▶ **Required action**
From first line to last, retype the data exactly.

▶ **Task data**

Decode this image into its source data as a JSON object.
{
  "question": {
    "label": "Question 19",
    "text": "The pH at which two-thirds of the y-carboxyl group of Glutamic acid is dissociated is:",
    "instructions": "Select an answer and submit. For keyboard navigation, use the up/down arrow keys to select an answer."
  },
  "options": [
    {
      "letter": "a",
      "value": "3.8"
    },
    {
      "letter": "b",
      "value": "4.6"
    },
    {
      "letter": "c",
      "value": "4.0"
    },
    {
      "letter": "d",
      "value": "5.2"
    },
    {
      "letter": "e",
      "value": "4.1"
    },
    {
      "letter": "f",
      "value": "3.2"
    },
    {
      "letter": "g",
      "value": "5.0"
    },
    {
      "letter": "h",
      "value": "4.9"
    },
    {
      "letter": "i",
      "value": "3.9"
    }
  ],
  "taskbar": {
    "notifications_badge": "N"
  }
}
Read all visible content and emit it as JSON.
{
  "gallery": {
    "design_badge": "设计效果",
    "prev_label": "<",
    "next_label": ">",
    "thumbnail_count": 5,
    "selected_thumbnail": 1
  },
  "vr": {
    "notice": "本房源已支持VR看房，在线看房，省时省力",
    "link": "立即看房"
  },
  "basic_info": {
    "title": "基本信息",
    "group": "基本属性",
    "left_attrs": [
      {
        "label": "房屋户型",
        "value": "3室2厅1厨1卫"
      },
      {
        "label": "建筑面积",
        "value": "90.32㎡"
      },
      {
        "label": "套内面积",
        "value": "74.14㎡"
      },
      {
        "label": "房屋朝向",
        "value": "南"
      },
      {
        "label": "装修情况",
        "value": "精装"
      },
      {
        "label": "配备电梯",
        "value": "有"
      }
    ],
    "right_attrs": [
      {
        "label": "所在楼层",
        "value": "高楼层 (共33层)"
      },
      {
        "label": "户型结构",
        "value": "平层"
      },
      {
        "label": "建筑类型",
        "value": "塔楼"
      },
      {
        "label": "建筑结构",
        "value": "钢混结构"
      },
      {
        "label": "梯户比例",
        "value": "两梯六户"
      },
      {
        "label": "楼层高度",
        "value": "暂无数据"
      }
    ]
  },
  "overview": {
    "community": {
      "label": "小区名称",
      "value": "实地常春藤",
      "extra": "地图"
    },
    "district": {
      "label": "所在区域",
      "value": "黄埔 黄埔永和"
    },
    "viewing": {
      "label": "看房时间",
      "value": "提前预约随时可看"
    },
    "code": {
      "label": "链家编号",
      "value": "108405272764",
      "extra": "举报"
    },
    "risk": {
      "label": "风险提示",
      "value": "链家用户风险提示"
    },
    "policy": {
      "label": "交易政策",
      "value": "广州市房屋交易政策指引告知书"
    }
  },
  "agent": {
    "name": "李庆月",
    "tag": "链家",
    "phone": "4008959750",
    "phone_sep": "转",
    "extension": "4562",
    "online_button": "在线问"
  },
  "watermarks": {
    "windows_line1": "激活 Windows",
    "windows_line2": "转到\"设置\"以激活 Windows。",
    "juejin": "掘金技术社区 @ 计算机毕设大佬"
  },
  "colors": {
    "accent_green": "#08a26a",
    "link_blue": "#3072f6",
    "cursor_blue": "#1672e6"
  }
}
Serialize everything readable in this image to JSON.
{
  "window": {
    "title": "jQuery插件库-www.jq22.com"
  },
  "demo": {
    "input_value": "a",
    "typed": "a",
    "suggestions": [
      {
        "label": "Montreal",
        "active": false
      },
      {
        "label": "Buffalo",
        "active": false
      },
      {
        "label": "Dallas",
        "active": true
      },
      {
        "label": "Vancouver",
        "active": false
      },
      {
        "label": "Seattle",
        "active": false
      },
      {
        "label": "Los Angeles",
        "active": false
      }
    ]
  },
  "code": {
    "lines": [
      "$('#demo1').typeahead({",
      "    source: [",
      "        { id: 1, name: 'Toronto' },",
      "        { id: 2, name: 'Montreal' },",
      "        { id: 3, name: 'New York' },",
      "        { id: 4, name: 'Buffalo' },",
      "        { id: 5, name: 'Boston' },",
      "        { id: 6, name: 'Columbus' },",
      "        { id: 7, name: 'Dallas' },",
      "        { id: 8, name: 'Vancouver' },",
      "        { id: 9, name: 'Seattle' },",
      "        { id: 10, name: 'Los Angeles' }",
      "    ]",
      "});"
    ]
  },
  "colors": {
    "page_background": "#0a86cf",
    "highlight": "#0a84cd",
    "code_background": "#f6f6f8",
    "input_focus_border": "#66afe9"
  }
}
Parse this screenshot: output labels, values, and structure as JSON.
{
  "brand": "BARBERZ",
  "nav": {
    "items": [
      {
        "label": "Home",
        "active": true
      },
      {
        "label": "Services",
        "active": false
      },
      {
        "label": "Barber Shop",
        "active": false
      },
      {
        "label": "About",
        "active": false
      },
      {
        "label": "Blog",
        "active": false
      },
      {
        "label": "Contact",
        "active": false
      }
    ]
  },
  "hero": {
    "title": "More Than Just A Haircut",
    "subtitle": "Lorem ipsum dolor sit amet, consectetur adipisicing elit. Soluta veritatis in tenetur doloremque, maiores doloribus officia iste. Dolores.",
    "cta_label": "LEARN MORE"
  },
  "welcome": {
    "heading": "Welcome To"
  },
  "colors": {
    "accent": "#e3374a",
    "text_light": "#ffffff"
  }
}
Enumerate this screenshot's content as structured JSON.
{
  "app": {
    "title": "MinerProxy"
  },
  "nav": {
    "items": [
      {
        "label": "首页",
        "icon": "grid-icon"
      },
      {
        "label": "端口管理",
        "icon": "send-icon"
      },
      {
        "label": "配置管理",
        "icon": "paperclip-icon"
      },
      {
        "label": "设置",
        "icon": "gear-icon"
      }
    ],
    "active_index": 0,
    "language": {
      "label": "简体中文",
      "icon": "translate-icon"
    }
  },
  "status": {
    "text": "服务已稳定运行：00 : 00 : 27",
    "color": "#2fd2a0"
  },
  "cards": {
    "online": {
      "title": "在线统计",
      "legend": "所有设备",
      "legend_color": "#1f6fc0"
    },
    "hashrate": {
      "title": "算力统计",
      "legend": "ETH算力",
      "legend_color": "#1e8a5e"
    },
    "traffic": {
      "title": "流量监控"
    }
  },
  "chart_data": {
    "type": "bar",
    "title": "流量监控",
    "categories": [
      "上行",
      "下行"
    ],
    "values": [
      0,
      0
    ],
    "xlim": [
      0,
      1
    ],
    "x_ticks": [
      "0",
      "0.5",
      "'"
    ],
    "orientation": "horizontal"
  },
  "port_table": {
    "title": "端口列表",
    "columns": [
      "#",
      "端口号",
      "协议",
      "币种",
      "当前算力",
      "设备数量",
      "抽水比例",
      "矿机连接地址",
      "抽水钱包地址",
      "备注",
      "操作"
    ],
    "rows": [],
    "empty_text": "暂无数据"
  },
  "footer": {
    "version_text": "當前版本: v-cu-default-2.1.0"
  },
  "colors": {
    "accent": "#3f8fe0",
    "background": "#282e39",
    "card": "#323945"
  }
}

▶ **Answer below**
Decode this image into its source data as a JSON object.
{
  "question": {
    "label": "Question 19",
    "text": "The pH at which two-thirds of the y-carboxyl group of Glutamic acid is dissociated is:",
    "instructions": "Select an answer and submit. For keyboard navigation, use the up/down arrow keys to select an answer."
  },
  "options": [
    {
      "letter": "a",
      "value": "3.8"
    },
    {
      "letter": "b",
      "value": "4.6"
    },
    {
      "letter": "c",
      "value": "4.0"
    },
    {
      "letter": "d",
      "value": "5.2"
    },
    {
      "letter": "e",
      "value": "4.1"
    },
    {
      "letter": "f",
      "value": "3.2"
    },
    {
      "letter": "g",
      "value": "5.0"
    },
    {
      "letter": "h",
      "value": "4.9"
    },
    {
      "letter": "i",
      "value": "3.9"
    }
  ],
  "taskbar": {
    "notifications_badge": "N"
  }
}
Read all visible content and emit it as JSON.
{
  "gallery": {
    "design_badge": "设计效果",
    "prev_label": "<",
    "next_label": ">",
    "thumbnail_count": 5,
    "selected_thumbnail": 1
  },
  "vr": {
    "notice": "本房源已支持VR看房，在线看房，省时省力",
    "link": "立即看房"
  },
  "basic_info": {
    "title": "基本信息",
    "group": "基本属性",
    "left_attrs": [
      {
        "label": "房屋户型",
        "value": "3室2厅1厨1卫"
      },
      {
        "label": "建筑面积",
        "value": "90.32㎡"
      },
      {
        "label": "套内面积",
        "value": "74.14㎡"
      },
      {
        "label": "房屋朝向",
        "value": "南"
      },
      {
        "label": "装修情况",
        "value": "精装"
      },
      {
        "label": "配备电梯",
        "value": "有"
      }
    ],
    "right_attrs": [
      {
        "label": "所在楼层",
        "value": "高楼层 (共33层)"
      },
      {
        "label": "户型结构",
        "value": "平层"
      },
      {
        "label": "建筑类型",
        "value": "塔楼"
      },
      {
        "label": "建筑结构",
        "value": "钢混结构"
      },
      {
        "label": "梯户比例",
        "value": "两梯六户"
      },
      {
        "label": "楼层高度",
        "value": "暂无数据"
      }
    ]
  },
  "overview": {
    "community": {
      "label": "小区名称",
      "value": "实地常春藤",
      "extra": "地图"
    },
    "district": {
      "label": "所在区域",
      "value": "黄埔 黄埔永和"
    },
    "viewing": {
      "label": "看房时间",
      "value": "提前预约随时可看"
    },
    "code": {
      "label": "链家编号",
      "value": "108405272764",
      "extra": "举报"
    },
    "risk": {
      "label": "风险提示",
      "value": "链家用户风险提示"
    },
    "policy": {
      "label": "交易政策",
      "value": "广州市房屋交易政策指引告知书"
    }
  },
  "agent": {
    "name": "李庆月",
    "tag": "链家",
    "phone": "4008959750",
    "phone_sep": "转",
    "extension": "4562",
    "online_button": "在线问"
  },
  "watermarks": {
    "windows_line1": "激活 Windows",
    "windows_line2": "转到\"设置\"以激活 Windows。",
    "juejin": "掘金技术社区 @ 计算机毕设大佬"
  },
  "colors": {
    "accent_green": "#08a26a",
    "link_blue": "#3072f6",
    "cursor_blue": "#1672e6"
  }
}
Serialize everything readable in this image to JSON.
{
  "window": {
    "title": "jQuery插件库-www.jq22.com"
  },
  "demo": {
    "input_value": "a",
    "typed": "a",
    "suggestions": [
      {
        "label": "Montreal",
        "active": false
      },
      {
        "label": "Buffalo",
        "active": false
      },
      {
        "label": "Dallas",
        "active": true
      },
      {
        "label": "Vancouver",
        "active": false
      },
      {
        "label": "Seattle",
        "active": false
      },
      {
        "label": "Los Angeles",
        "active": false
      }
    ]
  },
  "code": {
    "lines": [
      "$('#demo1').typeahead({",
      "    source: [",
      "        { id: 1, name: 'Toronto' },",
      "        { id: 2, name: 'Montreal' },",
      "        { id: 3, name: 'New York' },",
      "        { id: 4, name: 'Buffalo' },",
      "        { id: 5, name: 'Boston' },",
      "        { id: 6, name: 'Columbus' },",
      "        { id: 7, name: 'Dallas' },",
      "        { id: 8, name: 'Vancouver' },",
      "        { id: 9, name: 'Seattle' },",
      "        { id: 10, name: 'Los Angeles' }",
      "    ]",
      "});"
    ]
  },
  "colors": {
    "page_background": "#0a86cf",
    "highlight": "#0a84cd",
    "code_background": "#f6f6f8",
    "input_focus_border": "#66afe9"
  }
}
Parse this screenshot: output labels, values, and structure as JSON.
{
  "brand": "BARBERZ",
  "nav": {
    "items": [
      {
        "label": "Home",
        "active": true
      },
      {
        "label": "Services",
        "active": false
      },
      {
        "label": "Barber Shop",
        "active": false
      },
      {
        "label": "About",
        "active": false
      },
      {
        "label": "Blog",
        "active": false
      },
      {
        "label": "Contact",
        "active": false
      }
    ]
  },
  "hero": {
    "title": "More Than Just A Haircut",
    "subtitle": "Lorem ipsum dolor sit amet, consectetur adipisicing elit. Soluta veritatis in tenetur doloremque, maiores doloribus officia iste. Dolores.",
    "cta_label": "LEARN MORE"
  },
  "welcome": {
    "heading": "Welcome To"
  },
  "colors": {
    "accent": "#e3374a",
    "text_light": "#ffffff"
  }
}
Enumerate this screenshot's content as structured JSON.
{
  "app": {
    "title": "MinerProxy"
  },
  "nav": {
    "items": [
      {
        "label": "首页",
        "icon": "grid-icon"
      },
      {
        "label": "端口管理",
        "icon": "send-icon"
      },
      {
        "label": "配置管理",
        "icon": "paperclip-icon"
      },
      {
        "label": "设置",
        "icon": "gear-icon"
      }
    ],
    "active_index": 0,
    "language": {
      "label": "简体中文",
      "icon": "translate-icon"
    }
  },
  "status": {
    "text": "服务已稳定运行：00 : 00 : 27",
    "color": "#2fd2a0"
  },
  "cards": {
    "online": {
      "title": "在线统计",
      "legend": "所有设备",
      "legend_color": "#1f6fc0"
    },
    "hashrate": {
      "title": "算力统计",
      "legend": "ETH算力",
      "legend_color": "#1e8a5e"
    },
    "traffic": {
      "title": "流量监控"
    }
  },
  "chart_data": {
    "type": "bar",
    "title": "流量监控",
    "categories": [
      "上行",
      "下行"
    ],
    "values": [
      0,
      0
    ],
    "xlim": [
      0,
      1
    ],
    "x_ticks": [
      "0",
      "0.5",
      "'"
    ],
    "orientation": "horizontal"
  },
  "port_table": {
    "title": "端口列表",
    "columns": [
      "#",
      "端口号",
      "协议",
      "币种",
      "当前算力",
      "设备数量",
      "抽水比例",
      "矿机连接地址",
      "抽水钱包地址",
      "备注",
      "操作"
    ],
    "rows": [],
    "empty_text": "暂无数据"
  },
  "footer": {
    "version_text": "當前版本: v-cu-default-2.1.0"
  },
  "colors": {
    "accent": "#3f8fe0",
    "background": "#282e39",
    "card": "#323945"
  }
}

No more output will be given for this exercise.